…While color, as a matter of preference, is important, the real work of style-shaping is done by the shadows between the colors. Shadows define shapes. Plank shutters can remain well defined with stains and paint colors from medium-dark to white. The shadow lines are very distinctive. But, as the color becomes more dark, the shadow lines become less distinctive. When the color gets to black, the shadow lines will be hidden as if not even there. If the shadows are not present, the detail needed to define the style is absent. Though all details are obvious viewed up close, they can disappear at a distance, and cause a loss of curb appeal.
[pullquote cite=”” type=”right”]The real work of style-shaping is done by the shadows between the colors.[/pullquote]…Apply This to change a Country Mouse Farmhouse with light-stained wood plank shutters [illustration 1] to a style befitting Vintage Main Street when the new color choice for the shutters is black.
…A color change to black also often points to a style change to LOUVERED shutters, otherwise there’ll be nothing but BIG BLACK SLABS on the house. Plank Shutters show their detail by the shadow lines of the light-colored, or wood-colored planks. If switched to black, the lines between the planks will be lost, causing the black-slab effect. [illustration 2]
…Louvered Shutters have slat-faces angled upward, so the top faces of the slats catch the light and appear brighter even though they’re black. The underside of the slats are in shadow and appear more black, creating distinct lines. [Illustration 3]

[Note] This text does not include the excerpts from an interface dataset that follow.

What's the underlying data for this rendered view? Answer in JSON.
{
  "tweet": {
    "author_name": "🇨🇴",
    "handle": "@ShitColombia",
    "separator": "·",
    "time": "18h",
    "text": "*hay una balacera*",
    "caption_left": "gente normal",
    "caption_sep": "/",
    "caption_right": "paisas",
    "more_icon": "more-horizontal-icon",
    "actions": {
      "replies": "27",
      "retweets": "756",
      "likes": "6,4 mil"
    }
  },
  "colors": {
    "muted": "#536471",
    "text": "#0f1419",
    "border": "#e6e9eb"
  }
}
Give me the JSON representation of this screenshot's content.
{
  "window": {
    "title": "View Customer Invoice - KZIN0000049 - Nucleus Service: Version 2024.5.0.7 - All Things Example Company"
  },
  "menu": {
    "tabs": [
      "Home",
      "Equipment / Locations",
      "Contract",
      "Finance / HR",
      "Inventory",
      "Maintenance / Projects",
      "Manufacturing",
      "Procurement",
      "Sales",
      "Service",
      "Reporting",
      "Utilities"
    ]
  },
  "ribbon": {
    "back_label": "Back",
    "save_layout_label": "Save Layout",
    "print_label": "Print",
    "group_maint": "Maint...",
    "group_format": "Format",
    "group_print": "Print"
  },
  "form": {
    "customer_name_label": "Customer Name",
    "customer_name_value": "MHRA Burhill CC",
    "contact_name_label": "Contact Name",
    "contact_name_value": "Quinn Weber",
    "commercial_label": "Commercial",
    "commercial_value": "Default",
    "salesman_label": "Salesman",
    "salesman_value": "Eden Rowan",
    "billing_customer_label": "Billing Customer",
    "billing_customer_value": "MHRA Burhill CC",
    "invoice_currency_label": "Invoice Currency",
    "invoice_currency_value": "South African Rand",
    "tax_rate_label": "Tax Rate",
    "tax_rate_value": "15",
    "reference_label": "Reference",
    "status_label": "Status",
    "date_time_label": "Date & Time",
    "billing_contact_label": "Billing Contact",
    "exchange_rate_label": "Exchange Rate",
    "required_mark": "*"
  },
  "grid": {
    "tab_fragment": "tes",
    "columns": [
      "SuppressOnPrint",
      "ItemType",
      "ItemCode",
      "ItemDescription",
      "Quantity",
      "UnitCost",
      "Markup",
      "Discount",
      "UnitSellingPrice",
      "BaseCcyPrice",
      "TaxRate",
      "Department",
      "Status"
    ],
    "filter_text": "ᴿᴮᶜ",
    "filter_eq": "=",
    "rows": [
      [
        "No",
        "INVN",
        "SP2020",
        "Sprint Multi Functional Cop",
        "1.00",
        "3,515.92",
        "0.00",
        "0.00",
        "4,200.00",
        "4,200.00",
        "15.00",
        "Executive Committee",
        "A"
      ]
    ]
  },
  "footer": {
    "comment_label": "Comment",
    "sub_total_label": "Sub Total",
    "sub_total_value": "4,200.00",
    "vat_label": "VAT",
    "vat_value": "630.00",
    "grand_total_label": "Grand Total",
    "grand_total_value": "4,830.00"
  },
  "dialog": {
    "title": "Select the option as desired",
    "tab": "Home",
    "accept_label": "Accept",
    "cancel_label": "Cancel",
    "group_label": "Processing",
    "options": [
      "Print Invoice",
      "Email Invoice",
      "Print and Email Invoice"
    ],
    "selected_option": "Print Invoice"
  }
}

…Loss of style-lines equals loss of curb appeal. Anyone living in the house will pass very close to objects and decorations, like shutters. Details are obvious up close. But, when seen from a distance, like illustrations 1 through 3 where the viewer is sixty feet from the shutters, important details may completely disappear.
…An important feature, like shutters, can make or break the curb appeal of any home. Failure to inspire onlookers with proper details can manifest in a dread, freakish, almost unknown medical condition – the Shutter Shudders. But, there’s a cure lurking in the shadows.